◆ WORK TO BE COMPLETED:
Among the entries below, which lines include the string "Collection"? Show each one.

◆ ENTRIES SHOWN:
--------

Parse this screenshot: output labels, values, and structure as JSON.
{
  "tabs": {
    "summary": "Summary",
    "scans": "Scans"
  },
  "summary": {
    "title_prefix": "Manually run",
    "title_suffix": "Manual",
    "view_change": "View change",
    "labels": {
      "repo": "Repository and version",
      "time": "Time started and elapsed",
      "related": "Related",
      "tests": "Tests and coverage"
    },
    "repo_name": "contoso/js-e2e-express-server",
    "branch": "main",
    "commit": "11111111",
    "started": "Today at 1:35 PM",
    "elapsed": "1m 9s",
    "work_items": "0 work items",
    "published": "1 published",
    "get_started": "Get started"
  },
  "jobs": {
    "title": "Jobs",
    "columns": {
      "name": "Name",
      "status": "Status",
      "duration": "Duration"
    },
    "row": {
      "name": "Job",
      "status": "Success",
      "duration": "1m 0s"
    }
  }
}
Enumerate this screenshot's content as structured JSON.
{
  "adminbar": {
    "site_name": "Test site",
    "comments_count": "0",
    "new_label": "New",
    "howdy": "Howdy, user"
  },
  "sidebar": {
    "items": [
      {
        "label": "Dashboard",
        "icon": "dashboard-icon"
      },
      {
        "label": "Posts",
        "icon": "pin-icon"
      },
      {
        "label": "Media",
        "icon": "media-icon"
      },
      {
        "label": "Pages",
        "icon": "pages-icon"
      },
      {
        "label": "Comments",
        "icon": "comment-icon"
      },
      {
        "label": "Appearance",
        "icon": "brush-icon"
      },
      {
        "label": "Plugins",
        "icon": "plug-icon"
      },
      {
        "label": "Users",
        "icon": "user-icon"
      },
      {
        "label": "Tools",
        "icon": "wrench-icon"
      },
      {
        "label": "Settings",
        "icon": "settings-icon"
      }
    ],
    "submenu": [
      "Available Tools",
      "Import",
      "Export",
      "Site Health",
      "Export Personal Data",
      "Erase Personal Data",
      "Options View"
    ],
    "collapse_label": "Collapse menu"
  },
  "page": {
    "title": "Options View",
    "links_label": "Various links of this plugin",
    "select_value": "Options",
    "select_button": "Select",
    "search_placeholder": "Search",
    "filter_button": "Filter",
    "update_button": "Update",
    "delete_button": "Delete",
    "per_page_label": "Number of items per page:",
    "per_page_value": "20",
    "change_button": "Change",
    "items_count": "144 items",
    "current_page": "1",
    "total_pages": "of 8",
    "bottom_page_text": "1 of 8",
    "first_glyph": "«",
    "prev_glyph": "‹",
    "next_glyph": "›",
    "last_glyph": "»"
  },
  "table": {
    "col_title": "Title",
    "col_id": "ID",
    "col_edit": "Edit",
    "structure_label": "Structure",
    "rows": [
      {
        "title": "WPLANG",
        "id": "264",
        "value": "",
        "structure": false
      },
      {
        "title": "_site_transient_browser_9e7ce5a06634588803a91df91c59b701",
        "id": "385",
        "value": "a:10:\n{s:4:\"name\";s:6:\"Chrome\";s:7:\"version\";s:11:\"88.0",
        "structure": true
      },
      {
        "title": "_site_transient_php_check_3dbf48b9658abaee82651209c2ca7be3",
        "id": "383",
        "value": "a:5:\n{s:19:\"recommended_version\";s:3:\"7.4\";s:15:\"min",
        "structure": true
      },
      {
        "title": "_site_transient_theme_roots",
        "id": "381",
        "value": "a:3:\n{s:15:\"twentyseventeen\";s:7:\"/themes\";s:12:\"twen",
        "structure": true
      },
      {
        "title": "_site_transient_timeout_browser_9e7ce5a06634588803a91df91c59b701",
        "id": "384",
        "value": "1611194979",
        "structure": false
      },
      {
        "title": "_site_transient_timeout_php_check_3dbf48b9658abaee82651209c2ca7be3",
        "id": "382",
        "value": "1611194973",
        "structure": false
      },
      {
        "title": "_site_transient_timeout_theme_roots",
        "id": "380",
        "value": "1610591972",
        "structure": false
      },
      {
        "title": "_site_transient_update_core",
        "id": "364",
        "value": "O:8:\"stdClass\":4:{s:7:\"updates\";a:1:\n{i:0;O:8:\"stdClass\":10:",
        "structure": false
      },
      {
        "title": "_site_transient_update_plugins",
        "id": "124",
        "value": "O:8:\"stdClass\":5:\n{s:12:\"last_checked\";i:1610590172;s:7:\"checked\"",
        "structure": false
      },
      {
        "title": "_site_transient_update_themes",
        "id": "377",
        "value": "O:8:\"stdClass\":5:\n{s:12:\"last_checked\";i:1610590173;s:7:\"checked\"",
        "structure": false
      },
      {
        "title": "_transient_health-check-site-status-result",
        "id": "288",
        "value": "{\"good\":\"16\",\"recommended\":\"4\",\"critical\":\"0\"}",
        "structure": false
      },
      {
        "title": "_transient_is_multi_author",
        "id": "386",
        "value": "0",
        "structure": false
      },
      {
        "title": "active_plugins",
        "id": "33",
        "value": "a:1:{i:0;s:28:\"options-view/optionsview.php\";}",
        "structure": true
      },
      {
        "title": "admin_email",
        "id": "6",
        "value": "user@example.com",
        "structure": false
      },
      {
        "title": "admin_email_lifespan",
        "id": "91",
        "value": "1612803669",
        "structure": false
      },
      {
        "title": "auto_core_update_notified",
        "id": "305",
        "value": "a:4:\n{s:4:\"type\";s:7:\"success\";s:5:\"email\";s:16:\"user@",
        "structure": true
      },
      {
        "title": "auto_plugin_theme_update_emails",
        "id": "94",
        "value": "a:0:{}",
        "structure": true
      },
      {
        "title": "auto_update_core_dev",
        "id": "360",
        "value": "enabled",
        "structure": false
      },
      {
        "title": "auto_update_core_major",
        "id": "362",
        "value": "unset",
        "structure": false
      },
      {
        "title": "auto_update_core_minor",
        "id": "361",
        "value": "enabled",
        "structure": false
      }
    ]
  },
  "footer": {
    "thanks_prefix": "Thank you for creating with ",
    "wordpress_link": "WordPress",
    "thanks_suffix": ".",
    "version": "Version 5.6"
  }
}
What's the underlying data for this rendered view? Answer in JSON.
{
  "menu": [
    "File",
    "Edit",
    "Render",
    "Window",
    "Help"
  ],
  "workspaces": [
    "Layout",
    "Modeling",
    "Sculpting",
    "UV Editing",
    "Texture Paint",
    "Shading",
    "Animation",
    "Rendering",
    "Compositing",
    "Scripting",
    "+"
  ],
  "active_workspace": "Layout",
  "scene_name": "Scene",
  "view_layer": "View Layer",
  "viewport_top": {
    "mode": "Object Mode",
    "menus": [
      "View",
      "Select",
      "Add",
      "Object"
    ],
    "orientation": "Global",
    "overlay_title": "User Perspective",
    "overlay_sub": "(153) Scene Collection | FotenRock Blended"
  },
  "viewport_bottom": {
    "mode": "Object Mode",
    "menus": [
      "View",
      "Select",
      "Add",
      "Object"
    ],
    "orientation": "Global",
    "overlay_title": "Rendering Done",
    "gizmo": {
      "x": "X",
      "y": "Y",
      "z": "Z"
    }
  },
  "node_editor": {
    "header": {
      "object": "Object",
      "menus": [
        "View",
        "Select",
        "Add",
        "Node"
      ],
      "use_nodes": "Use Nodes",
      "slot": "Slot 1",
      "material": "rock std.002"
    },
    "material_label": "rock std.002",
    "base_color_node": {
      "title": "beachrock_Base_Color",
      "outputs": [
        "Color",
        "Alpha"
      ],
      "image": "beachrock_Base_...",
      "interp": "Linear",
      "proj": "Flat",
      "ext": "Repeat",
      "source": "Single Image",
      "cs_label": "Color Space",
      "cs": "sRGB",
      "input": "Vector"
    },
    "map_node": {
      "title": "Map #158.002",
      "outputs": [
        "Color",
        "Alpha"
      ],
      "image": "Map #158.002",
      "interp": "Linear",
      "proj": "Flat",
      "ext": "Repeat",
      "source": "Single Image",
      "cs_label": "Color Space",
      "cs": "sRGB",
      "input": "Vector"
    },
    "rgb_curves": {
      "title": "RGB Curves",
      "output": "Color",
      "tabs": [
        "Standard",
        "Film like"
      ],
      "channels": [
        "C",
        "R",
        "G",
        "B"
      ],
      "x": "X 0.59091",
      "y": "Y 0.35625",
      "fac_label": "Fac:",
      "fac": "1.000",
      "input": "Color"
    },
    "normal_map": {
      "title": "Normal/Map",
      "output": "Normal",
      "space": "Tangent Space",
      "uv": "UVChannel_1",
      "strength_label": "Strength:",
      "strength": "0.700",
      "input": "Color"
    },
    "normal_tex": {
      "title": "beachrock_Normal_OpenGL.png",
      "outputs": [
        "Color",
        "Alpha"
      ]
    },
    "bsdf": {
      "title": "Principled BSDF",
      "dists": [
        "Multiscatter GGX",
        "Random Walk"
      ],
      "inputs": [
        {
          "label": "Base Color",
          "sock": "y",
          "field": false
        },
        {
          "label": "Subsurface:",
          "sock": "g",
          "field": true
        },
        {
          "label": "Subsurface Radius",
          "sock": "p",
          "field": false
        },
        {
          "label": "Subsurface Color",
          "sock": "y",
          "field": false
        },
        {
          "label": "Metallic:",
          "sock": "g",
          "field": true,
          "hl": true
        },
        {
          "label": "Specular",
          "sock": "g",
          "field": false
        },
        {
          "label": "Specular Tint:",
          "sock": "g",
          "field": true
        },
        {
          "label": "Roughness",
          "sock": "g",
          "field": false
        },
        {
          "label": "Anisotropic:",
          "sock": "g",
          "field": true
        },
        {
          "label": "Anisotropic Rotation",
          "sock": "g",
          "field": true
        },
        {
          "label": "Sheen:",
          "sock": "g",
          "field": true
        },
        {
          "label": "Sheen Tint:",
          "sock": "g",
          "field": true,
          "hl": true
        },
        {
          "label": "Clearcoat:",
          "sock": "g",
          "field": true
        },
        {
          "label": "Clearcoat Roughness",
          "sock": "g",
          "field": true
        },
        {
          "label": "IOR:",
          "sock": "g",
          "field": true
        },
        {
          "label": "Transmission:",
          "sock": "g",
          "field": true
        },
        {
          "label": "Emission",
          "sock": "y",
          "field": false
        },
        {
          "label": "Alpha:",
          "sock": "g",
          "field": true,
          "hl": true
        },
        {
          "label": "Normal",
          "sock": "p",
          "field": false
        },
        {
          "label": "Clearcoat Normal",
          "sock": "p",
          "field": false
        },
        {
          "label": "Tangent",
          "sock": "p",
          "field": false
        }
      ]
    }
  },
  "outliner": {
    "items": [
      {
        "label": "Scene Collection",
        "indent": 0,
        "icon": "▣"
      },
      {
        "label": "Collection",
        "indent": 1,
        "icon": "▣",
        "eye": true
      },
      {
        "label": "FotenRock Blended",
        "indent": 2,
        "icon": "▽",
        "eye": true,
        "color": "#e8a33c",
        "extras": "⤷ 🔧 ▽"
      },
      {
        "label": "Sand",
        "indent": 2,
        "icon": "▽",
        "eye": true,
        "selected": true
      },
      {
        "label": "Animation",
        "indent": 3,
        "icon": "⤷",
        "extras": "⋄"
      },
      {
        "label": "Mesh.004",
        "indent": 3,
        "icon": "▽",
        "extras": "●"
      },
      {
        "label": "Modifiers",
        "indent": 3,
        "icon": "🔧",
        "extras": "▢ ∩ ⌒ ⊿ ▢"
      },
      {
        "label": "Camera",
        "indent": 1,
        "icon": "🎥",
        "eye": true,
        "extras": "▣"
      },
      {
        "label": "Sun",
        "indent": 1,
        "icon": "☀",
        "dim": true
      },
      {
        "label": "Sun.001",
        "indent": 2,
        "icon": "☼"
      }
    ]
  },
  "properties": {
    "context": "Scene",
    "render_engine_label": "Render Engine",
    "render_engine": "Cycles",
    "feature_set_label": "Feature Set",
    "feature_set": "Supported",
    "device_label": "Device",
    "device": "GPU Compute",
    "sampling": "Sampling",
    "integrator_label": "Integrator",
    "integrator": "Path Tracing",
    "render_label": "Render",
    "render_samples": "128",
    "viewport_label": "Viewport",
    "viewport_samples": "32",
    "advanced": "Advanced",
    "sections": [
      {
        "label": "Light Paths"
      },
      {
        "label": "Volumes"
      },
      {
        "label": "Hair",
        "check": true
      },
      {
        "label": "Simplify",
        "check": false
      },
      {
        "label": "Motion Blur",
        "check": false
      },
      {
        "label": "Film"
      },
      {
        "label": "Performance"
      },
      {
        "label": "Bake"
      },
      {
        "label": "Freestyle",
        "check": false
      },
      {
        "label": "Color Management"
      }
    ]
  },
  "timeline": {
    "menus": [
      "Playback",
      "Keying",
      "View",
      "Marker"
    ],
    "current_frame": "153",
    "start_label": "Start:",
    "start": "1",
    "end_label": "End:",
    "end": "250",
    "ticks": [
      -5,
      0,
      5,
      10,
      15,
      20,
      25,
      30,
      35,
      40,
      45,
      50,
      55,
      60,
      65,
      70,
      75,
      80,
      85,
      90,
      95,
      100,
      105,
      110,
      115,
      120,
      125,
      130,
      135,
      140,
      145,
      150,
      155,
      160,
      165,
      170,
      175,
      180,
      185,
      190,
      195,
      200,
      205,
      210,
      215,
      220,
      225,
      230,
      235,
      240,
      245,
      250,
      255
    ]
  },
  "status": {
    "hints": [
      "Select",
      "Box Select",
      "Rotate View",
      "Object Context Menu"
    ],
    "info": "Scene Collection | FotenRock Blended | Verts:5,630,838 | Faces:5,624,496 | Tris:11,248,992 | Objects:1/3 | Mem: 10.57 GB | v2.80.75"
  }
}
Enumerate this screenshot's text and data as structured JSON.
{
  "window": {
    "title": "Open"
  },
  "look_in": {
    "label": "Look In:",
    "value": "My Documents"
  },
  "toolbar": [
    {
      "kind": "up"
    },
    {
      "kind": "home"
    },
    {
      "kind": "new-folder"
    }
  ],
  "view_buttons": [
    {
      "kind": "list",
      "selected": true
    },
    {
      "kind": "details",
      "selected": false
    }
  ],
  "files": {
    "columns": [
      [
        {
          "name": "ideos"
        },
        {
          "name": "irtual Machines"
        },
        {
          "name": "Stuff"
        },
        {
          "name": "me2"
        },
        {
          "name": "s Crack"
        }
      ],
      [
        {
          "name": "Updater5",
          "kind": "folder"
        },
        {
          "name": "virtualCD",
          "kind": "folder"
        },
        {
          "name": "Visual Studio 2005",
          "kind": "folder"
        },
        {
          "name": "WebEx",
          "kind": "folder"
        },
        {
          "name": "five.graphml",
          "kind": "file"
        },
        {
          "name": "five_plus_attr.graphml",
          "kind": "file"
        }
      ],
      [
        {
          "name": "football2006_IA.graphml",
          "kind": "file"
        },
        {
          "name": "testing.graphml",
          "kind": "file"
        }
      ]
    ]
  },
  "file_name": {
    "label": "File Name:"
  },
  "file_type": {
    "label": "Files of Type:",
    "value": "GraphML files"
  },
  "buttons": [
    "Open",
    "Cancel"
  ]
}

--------

◆ RESPONSE AREA:
    "overlay_sub": "(153) Scene Collection | FotenRock Blended"
        "label": "Scene Collection",
        "label": "Collection",
    "info": "Scene Collection | FotenRock Blended | Verts:5,630,838 | Faces:5,624,496 | Tris:11,248,992 | Objects:1/3 | Mem: 10.57 GB | v2.80.75"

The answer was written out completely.